**Work to complete**
For the records below, tally the lines that contain "Uhrzeit" and give only that number.

**Available data**
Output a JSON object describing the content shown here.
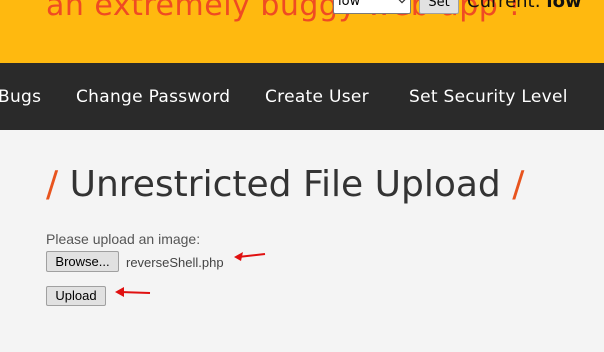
{
  "header": {
    "tagline": "an extremely buggy web app !",
    "security_select_value": "low",
    "set_label": "Set",
    "current_prefix": "Current:",
    "current_value": "low"
  },
  "nav": {
    "items": [
      "Bugs",
      "Change Password",
      "Create User",
      "Set Security Level"
    ]
  },
  "main": {
    "title_slash_left": "/",
    "title": "Unrestricted File Upload",
    "title_slash_right": "/",
    "upload_label": "Please upload an image:",
    "browse_label": "Browse...",
    "file_name": "reverseShell.php",
    "upload_label_button": "Upload"
  },
  "colors": {
    "header_bg": "#ffb90f",
    "tagline": "#ef4b23",
    "nav_bg": "#2a2a2a",
    "accent_slash": "#e8541e",
    "annotation_arrow": "#e01010"
  }
}
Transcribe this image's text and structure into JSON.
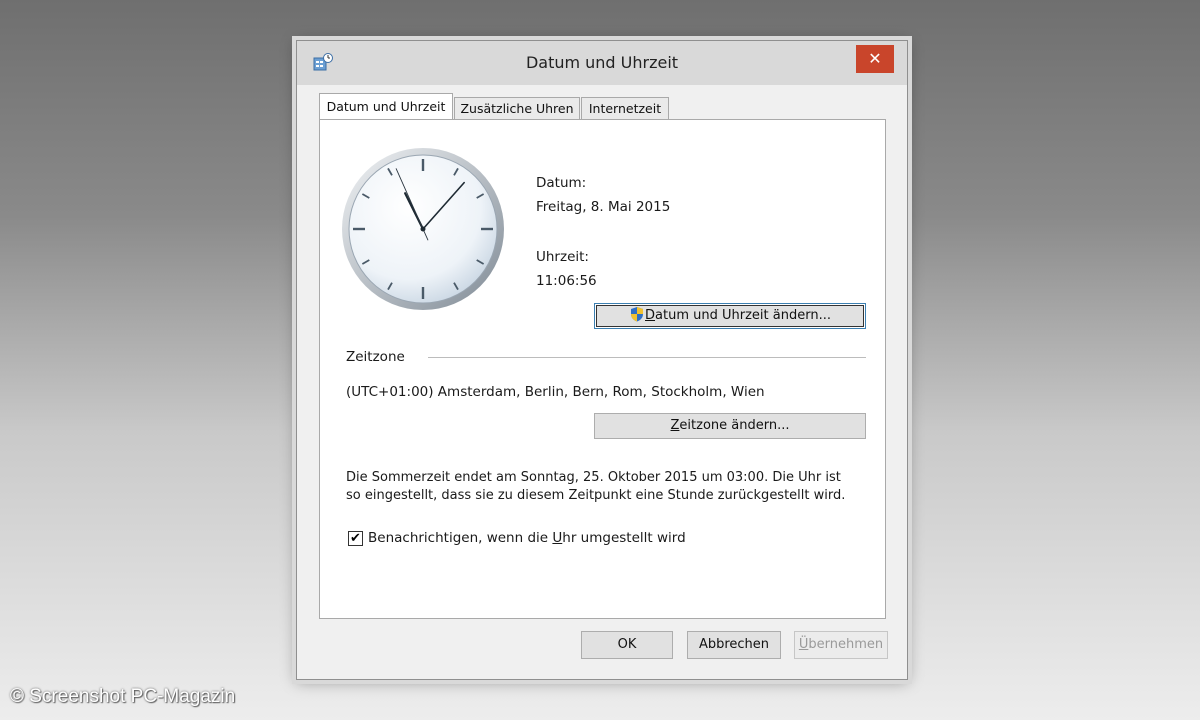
{
  "window": {
    "title": "Datum und Uhrzeit",
    "close_glyph": "✕",
    "app_icon": "clock-settings-icon"
  },
  "tabs": [
    {
      "label": "Datum und Uhrzeit",
      "active": true
    },
    {
      "label": "Zusätzliche Uhren",
      "active": false
    },
    {
      "label": "Internetzeit",
      "active": false
    }
  ],
  "date_time": {
    "date_label": "Datum:",
    "date_value": "Freitag, 8. Mai 2015",
    "time_label": "Uhrzeit:",
    "time_value": "11:06:56",
    "change_button": {
      "pre": "",
      "mnemonic": "D",
      "post": "atum und Uhrzeit ändern..."
    },
    "clock": {
      "hours": 11,
      "minutes": 6,
      "seconds": 56
    }
  },
  "timezone": {
    "heading": "Zeitzone",
    "value": "(UTC+01:00) Amsterdam, Berlin, Bern, Rom, Stockholm, Wien",
    "change_button": {
      "pre": "",
      "mnemonic": "Z",
      "post": "eitzone ändern..."
    }
  },
  "dst_info": {
    "line1": "Die Sommerzeit endet am Sonntag, 25. Oktober 2015 um 03:00. Die Uhr ist",
    "line2": "so eingestellt, dass sie zu diesem Zeitpunkt eine Stunde zurückgestellt wird."
  },
  "notify": {
    "checked": true,
    "check_glyph": "✔",
    "label_pre": "Benachrichtigen, wenn die ",
    "label_mnemonic": "U",
    "label_post": "hr umgestellt wird"
  },
  "footer": {
    "ok": "OK",
    "cancel": "Abbrechen",
    "apply_mnemonic": "Ü",
    "apply_post": "bernehmen"
  },
  "watermark": "© Screenshot PC-Magazin",
  "colors": {
    "close_button": "#c9452b",
    "title_bar": "#d9d9d9",
    "panel": "#ffffff"
  }
}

**Expected output**
4